Activity :: Exact copies of all the lines below are required, with the pictures omitted.

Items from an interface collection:
┄┄┄┄┄┄

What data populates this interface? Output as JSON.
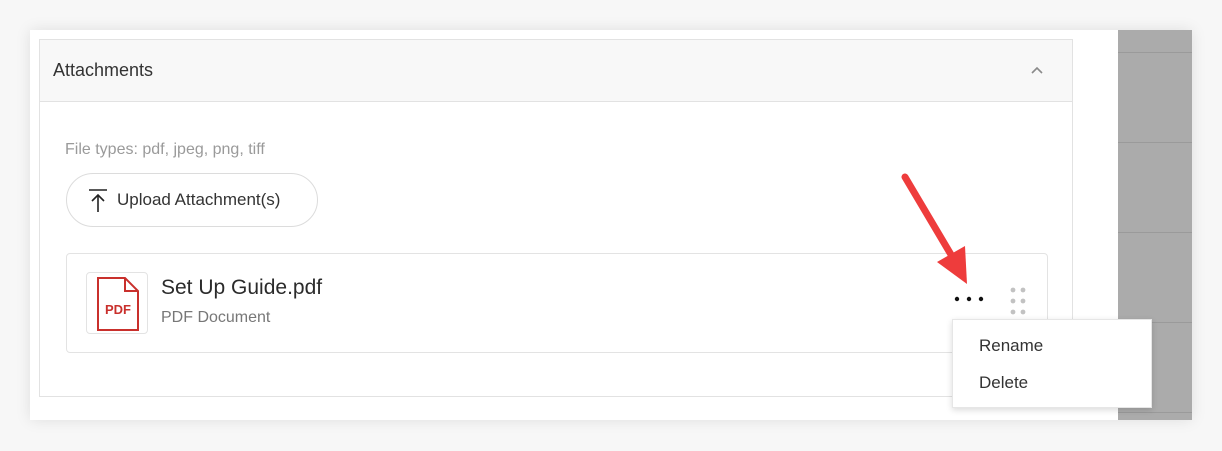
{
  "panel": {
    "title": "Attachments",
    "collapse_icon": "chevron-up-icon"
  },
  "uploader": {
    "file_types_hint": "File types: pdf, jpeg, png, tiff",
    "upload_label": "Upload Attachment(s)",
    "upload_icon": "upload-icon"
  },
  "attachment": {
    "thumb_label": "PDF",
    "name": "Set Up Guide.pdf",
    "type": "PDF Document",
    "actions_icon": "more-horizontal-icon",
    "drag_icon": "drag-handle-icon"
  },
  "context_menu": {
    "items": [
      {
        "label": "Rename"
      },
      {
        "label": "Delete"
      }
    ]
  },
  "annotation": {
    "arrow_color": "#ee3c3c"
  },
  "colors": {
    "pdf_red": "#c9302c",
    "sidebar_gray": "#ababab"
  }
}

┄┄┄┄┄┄

Completed task ::
What data populates this interface? Output as JSON.
{
  "panel": {
    "title": "Attachments",
    "collapse_icon": "chevron-up-icon"
  },
  "uploader": {
    "file_types_hint": "File types: pdf, jpeg, png, tiff",
    "upload_label": "Upload Attachment(s)",
    "upload_icon": "upload-icon"
  },
  "attachment": {
    "thumb_label": "PDF",
    "name": "Set Up Guide.pdf",
    "type": "PDF Document",
    "actions_icon": "more-horizontal-icon",
    "drag_icon": "drag-handle-icon"
  },
  "context_menu": {
    "items": [
      {
        "label": "Rename"
      },
      {
        "label": "Delete"
      }
    ]
  },
  "annotation": {
    "arrow_color": "#ee3c3c"
  },
  "colors": {
    "pdf_red": "#c9302c",
    "sidebar_gray": "#ababab"
  }
}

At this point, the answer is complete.